= Beginning of Section =
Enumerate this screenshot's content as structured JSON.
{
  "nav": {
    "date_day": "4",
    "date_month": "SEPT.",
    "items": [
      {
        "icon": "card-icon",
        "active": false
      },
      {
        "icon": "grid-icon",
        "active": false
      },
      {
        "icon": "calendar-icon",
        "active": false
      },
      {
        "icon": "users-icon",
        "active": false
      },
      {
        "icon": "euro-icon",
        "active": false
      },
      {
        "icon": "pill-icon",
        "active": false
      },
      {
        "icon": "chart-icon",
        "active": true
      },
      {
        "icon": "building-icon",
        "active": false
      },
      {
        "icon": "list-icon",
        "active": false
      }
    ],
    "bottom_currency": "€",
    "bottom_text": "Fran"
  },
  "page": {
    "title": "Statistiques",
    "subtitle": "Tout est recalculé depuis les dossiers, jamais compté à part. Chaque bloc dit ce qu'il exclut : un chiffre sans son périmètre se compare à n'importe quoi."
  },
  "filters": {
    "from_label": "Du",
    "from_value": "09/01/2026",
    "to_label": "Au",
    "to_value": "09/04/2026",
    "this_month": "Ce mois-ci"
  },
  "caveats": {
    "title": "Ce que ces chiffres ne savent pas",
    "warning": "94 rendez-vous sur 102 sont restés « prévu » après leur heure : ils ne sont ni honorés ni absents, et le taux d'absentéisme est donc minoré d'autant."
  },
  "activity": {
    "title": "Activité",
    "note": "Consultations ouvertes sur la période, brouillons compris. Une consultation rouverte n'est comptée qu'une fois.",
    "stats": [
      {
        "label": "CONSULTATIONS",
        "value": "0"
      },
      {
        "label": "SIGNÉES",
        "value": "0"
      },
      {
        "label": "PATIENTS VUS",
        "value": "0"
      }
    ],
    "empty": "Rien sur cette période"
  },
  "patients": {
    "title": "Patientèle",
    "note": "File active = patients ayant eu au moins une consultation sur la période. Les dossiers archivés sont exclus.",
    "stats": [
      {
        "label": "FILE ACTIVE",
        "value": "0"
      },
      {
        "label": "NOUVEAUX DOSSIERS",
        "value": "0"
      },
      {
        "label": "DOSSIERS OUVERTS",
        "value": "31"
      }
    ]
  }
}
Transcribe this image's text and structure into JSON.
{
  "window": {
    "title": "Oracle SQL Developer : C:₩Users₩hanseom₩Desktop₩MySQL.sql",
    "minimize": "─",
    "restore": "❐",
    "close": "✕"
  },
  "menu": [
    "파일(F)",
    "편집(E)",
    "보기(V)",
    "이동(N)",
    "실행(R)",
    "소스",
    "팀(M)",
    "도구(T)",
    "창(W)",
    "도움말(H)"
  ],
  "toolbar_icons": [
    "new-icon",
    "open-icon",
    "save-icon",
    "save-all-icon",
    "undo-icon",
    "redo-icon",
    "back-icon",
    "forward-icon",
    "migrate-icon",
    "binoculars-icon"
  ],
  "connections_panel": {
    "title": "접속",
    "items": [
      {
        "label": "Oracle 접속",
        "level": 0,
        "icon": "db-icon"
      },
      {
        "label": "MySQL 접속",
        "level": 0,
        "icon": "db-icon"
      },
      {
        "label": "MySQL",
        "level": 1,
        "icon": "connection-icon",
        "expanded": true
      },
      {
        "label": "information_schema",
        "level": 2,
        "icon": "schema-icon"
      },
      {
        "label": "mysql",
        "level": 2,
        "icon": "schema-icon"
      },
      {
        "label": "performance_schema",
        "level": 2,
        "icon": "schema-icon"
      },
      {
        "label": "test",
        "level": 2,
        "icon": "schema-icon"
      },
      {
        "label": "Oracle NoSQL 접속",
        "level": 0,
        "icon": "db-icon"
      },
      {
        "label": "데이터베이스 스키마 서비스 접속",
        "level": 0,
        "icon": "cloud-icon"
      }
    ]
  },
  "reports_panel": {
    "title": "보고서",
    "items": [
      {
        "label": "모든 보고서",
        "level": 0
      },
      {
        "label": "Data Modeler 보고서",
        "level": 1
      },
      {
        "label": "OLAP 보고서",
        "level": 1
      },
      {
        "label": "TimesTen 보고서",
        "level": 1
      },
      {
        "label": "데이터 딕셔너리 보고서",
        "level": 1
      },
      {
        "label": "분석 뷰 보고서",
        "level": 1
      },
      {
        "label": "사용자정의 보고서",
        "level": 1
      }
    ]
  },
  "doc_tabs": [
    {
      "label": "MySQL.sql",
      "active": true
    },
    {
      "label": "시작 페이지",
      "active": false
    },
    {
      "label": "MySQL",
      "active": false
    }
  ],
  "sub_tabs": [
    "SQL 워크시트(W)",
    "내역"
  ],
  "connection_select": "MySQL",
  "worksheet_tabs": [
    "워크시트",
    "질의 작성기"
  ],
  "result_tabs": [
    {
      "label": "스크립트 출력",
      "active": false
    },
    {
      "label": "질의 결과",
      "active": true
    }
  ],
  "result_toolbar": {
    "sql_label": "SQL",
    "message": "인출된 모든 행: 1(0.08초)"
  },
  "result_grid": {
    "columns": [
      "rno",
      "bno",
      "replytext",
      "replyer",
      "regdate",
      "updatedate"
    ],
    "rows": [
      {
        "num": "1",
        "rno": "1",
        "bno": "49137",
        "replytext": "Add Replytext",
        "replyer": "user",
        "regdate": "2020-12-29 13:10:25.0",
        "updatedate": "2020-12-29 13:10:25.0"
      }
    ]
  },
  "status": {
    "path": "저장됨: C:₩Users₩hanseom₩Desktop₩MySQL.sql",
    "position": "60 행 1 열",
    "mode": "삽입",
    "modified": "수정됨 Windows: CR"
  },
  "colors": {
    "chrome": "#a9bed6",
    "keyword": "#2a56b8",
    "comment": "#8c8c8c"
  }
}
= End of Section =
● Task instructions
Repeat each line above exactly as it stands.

● Task solution
Enumerate this screenshot's content as structured JSON.
{
  "nav": {
    "date_day": "4",
    "date_month": "SEPT.",
    "items": [
      {
        "icon": "card-icon",
        "active": false
      },
      {
        "icon": "grid-icon",
        "active": false
      },
      {
        "icon": "calendar-icon",
        "active": false
      },
      {
        "icon": "users-icon",
        "active": false
      },
      {
        "icon": "euro-icon",
        "active": false
      },
      {
        "icon": "pill-icon",
        "active": false
      },
      {
        "icon": "chart-icon",
        "active": true
      },
      {
        "icon": "building-icon",
        "active": false
      },
      {
        "icon": "list-icon",
        "active": false
      }
    ],
    "bottom_currency": "€",
    "bottom_text": "Fran"
  },
  "page": {
    "title": "Statistiques",
    "subtitle": "Tout est recalculé depuis les dossiers, jamais compté à part. Chaque bloc dit ce qu'il exclut : un chiffre sans son périmètre se compare à n'importe quoi."
  },
  "filters": {
    "from_label": "Du",
    "from_value": "09/01/2026",
    "to_label": "Au",
    "to_value": "09/04/2026",
    "this_month": "Ce mois-ci"
  },
  "caveats": {
    "title": "Ce que ces chiffres ne savent pas",
    "warning": "94 rendez-vous sur 102 sont restés « prévu » après leur heure : ils ne sont ni honorés ni absents, et le taux d'absentéisme est donc minoré d'autant."
  },
  "activity": {
    "title": "Activité",
    "note": "Consultations ouvertes sur la période, brouillons compris. Une consultation rouverte n'est comptée qu'une fois.",
    "stats": [
      {
        "label": "CONSULTATIONS",
        "value": "0"
      },
      {
        "label": "SIGNÉES",
        "value": "0"
      },
      {
        "label": "PATIENTS VUS",
        "value": "0"
      }
    ],
    "empty": "Rien sur cette période"
  },
  "patients": {
    "title": "Patientèle",
    "note": "File active = patients ayant eu au moins une consultation sur la période. Les dossiers archivés sont exclus.",
    "stats": [
      {
        "label": "FILE ACTIVE",
        "value": "0"
      },
      {
        "label": "NOUVEAUX DOSSIERS",
        "value": "0"
      },
      {
        "label": "DOSSIERS OUVERTS",
        "value": "31"
      }
    ]
  }
}
Transcribe this image's text and structure into JSON.
{
  "window": {
    "title": "Oracle SQL Developer : C:₩Users₩hanseom₩Desktop₩MySQL.sql",
    "minimize": "─",
    "restore": "❐",
    "close": "✕"
  },
  "menu": [
    "파일(F)",
    "편집(E)",
    "보기(V)",
    "이동(N)",
    "실행(R)",
    "소스",
    "팀(M)",
    "도구(T)",
    "창(W)",
    "도움말(H)"
  ],
  "toolbar_icons": [
    "new-icon",
    "open-icon",
    "save-icon",
    "save-all-icon",
    "undo-icon",
    "redo-icon",
    "back-icon",
    "forward-icon",
    "migrate-icon",
    "binoculars-icon"
  ],
  "connections_panel": {
    "title": "접속",
    "items": [
      {
        "label": "Oracle 접속",
        "level": 0,
        "icon": "db-icon"
      },
      {
        "label": "MySQL 접속",
        "level": 0,
        "icon": "db-icon"
      },
      {
        "label": "MySQL",
        "level": 1,
        "icon": "connection-icon",
        "expanded": true
      },
      {
        "label": "information_schema",
        "level": 2,
        "icon": "schema-icon"
      },
      {
        "label": "mysql",
        "level": 2,
        "icon": "schema-icon"
      },
      {
        "label": "performance_schema",
        "level": 2,
        "icon": "schema-icon"
      },
      {
        "label": "test",
        "level": 2,
        "icon": "schema-icon"
      },
      {
        "label": "Oracle NoSQL 접속",
        "level": 0,
        "icon": "db-icon"
      },
      {
        "label": "데이터베이스 스키마 서비스 접속",
        "level": 0,
        "icon": "cloud-icon"
      }
    ]
  },
  "reports_panel": {
    "title": "보고서",
    "items": [
      {
        "label": "모든 보고서",
        "level": 0
      },
      {
        "label": "Data Modeler 보고서",
        "level": 1
      },
      {
        "label": "OLAP 보고서",
        "level": 1
      },
      {
        "label": "TimesTen 보고서",
        "level": 1
      },
      {
        "label": "데이터 딕셔너리 보고서",
        "level": 1
      },
      {
        "label": "분석 뷰 보고서",
        "level": 1
      },
      {
        "label": "사용자정의 보고서",
        "level": 1
      }
    ]
  },
  "doc_tabs": [
    {
      "label": "MySQL.sql",
      "active": true
    },
    {
      "label": "시작 페이지",
      "active": false
    },
    {
      "label": "MySQL",
      "active": false
    }
  ],
  "sub_tabs": [
    "SQL 워크시트(W)",
    "내역"
  ],
  "connection_select": "MySQL",
  "worksheet_tabs": [
    "워크시트",
    "질의 작성기"
  ],
  "result_tabs": [
    {
      "label": "스크립트 출력",
      "active": false
    },
    {
      "label": "질의 결과",
      "active": true
    }
  ],
  "result_toolbar": {
    "sql_label": "SQL",
    "message": "인출된 모든 행: 1(0.08초)"
  },
  "result_grid": {
    "columns": [
      "rno",
      "bno",
      "replytext",
      "replyer",
      "regdate",
      "updatedate"
    ],
    "rows": [
      {
        "num": "1",
        "rno": "1",
        "bno": "49137",
        "replytext": "Add Replytext",
        "replyer": "user",
        "regdate": "2020-12-29 13:10:25.0",
        "updatedate": "2020-12-29 13:10:25.0"
      }
    ]
  },
  "status": {
    "path": "저장됨: C:₩Users₩hanseom₩Desktop₩MySQL.sql",
    "position": "60 행 1 열",
    "mode": "삽입",
    "modified": "수정됨 Windows: CR"
  },
  "colors": {
    "chrome": "#a9bed6",
    "keyword": "#2a56b8",
    "comment": "#8c8c8c"
  }
}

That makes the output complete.